By Lucía Rodríguez Sánchez, Director of Research, Finca Leola S.A.
Common name: laurel
Commercial name: laurel blanco wood
The timber of laurel (Cordia alliodora) is highly valued and used extensively throughout its natural range. Specific gravity varies from 0.38 to 0.73, and its specific basic average weight of 0.53 classifies it as moderately heavy wood. However, physical properties could vary according to the wood origin, being moderately light over very wet habitats. The wood usually is straight-grained, except when timber comes from highly sloped zones. The texture is fine and quite homogeneous. The luster is average, but it has high luster on its radial surfaces and the figure shows vertical stripes. The sapwood is light yellowish brown, and the heartwood shows a dark grayish brown color with dark brown or blackish veins. Drying is fast to moderate, and the wood does not show visible defects. The dimensional stability is excellent. The wood is easily worked, easy to preserve, and has high natural durability (Boshier, 20031) .
Cordia alliodora is widely used for internal and external construction, general carpentry, furniture, railroads, bridge structures, veneers, boats, and beveled board, and it is very good for pulp paper production.
The mechanical properties of this timber are similar to those of coaba (mahogany, Swietenia macropylla). Its specific gravity is similar to that of coaba and caobilla, and because of these similarities, laurel can be substituted for either of them (Flores y Obando, 20032).
C. alliodora is the most widespread species of this genus. It grows naturally from Mexico, throughout all Central America and South America to Paraguay, southern Brazil and the north of Argentina. In Costa Rica, this species is widespread over the Central Volcanic Range, the Pacific coast, the northern zone and the Caribbean side. The tree grows under a wide variety of ecological conditions and soils, as well as from sea level to 1200 m (3937 feet) close to the Central Valley. However, the species reaches better growth over altitudes lower than 800 m (2625 feet), where the temperature is about 24ºC (75 ºF) and the terrains are rolling hills, lightly undulating, or flat.
It is a tree that can grow up to 40 m (131 feet) in height. It has a cylindrical trunk. The bark is grayish white to grayish brown. This is a typical species of rainforests of both slopes in Costa Rica that have an annual precipitation above 1500 mm (60 inches). In the Atlantic zone Cordia alliodora usually reaches a great height and is a thin tree with a narrow, open crown and cylindrical, whitish-gray stem; whereas on the Pacific side the trunk is twisted and branching, with blackish rough-texture bark.
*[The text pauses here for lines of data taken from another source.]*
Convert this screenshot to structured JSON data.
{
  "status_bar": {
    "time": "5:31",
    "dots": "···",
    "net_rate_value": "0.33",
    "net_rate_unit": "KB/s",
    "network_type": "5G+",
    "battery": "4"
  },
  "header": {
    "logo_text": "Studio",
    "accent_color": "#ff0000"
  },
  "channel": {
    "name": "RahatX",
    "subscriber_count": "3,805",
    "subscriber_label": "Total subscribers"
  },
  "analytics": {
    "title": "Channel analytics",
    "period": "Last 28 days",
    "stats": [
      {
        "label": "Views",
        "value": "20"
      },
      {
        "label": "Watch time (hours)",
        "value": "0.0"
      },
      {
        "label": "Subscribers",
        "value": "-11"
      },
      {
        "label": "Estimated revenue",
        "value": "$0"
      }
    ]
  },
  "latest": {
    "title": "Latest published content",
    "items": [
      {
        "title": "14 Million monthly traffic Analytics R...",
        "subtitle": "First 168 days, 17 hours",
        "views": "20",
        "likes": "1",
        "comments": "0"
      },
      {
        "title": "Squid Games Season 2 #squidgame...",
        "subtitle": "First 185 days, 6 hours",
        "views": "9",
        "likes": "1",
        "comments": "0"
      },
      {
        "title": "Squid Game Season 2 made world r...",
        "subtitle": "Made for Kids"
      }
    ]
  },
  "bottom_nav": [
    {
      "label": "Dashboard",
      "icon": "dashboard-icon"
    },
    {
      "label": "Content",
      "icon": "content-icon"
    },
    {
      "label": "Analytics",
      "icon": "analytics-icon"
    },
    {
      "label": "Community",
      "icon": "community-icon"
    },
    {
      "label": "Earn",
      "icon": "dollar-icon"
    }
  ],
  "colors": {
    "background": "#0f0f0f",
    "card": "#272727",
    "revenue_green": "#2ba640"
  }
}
Blooming has been observed from October to March, and fruits from November to April. Seeds should be gathered from the crown of the tree.
After some drawbacks with laurel tree plantations, people realized that the species does not tolerate poor soils and is very picky about site conditions, so growth as pure plantations has been somewhat disappointing, because it seems to require more management and maintenance. But with full overhead light on fertile sites, vigorous trees capable of rapid early growth can be produced, especially in agroforestry systems.
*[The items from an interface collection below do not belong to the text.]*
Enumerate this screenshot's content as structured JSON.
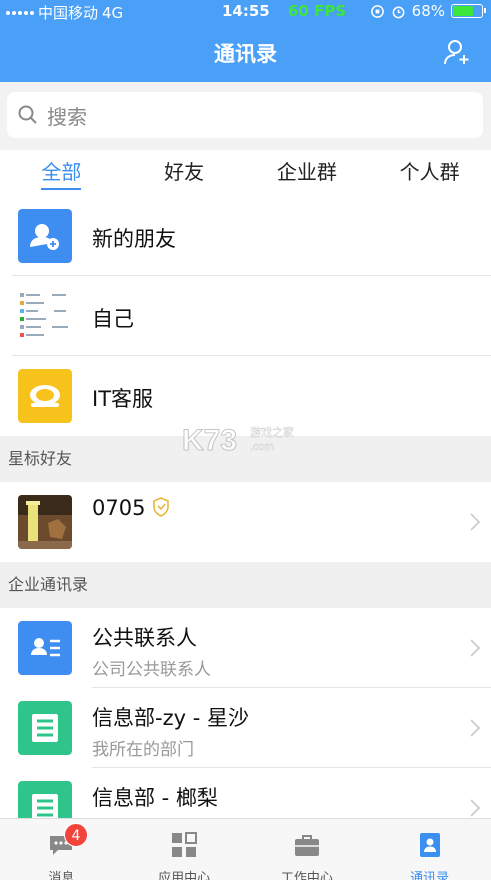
{
  "status_bar": {
    "carrier": "中国移动",
    "network": "4G",
    "time": "14:55",
    "fps": "60 FPS",
    "battery": "68%",
    "battery_level": 0.68
  },
  "header": {
    "title": "通讯录"
  },
  "search": {
    "placeholder": "搜索"
  },
  "tabs": [
    {
      "label": "全部",
      "active": true
    },
    {
      "label": "好友",
      "active": false
    },
    {
      "label": "企业群",
      "active": false
    },
    {
      "label": "个人群",
      "active": false
    }
  ],
  "top_items": [
    {
      "name": "新的朋友",
      "icon": "add-friend-icon",
      "color": "#3d8ef0"
    },
    {
      "name": "自己",
      "icon": "self-avatar"
    },
    {
      "name": "IT客服",
      "icon": "headset-icon",
      "color": "#f8c21c"
    }
  ],
  "starred": {
    "title": "星标好友",
    "items": [
      {
        "name": "0705",
        "badge_icon": "shield-badge-icon"
      }
    ]
  },
  "enterprise": {
    "title": "企业通讯录",
    "items": [
      {
        "name": "公共联系人",
        "subtitle": "公司公共联系人",
        "icon": "contacts-card-icon",
        "color": "#3d8ef0"
      },
      {
        "name": "信息部-zy - 星沙",
        "subtitle": "我所在的部门",
        "icon": "list-icon",
        "color": "#2fc58a"
      },
      {
        "name": "信息部 - 榔梨",
        "subtitle": "",
        "icon": "list-icon",
        "color": "#2fc58a"
      }
    ]
  },
  "tabbar": [
    {
      "label": "消息",
      "icon": "message-icon",
      "badge": "4",
      "active": false
    },
    {
      "label": "应用中心",
      "icon": "grid-icon",
      "active": false
    },
    {
      "label": "工作中心",
      "icon": "briefcase-icon",
      "active": false
    },
    {
      "label": "通讯录",
      "icon": "contacts-icon",
      "active": true
    }
  ],
  "accent_color": "#4aa0f7",
  "watermark": {
    "text": "游戏之家"
  }
}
1Boshier, D.H., Cordia alliodora (Ruiz & Pav.) Oken, in Tropical Trees Seed Manual, USDA Forest Service, Agriculture Handbook 721, October 2002. 411-413.
2Flores, E. y Obando, G. Árboles del Trópico húmedo: Importancia socioeconómica. Editorial Tecnológica de CR. 2003. 922p.de file="footer.shtml"-->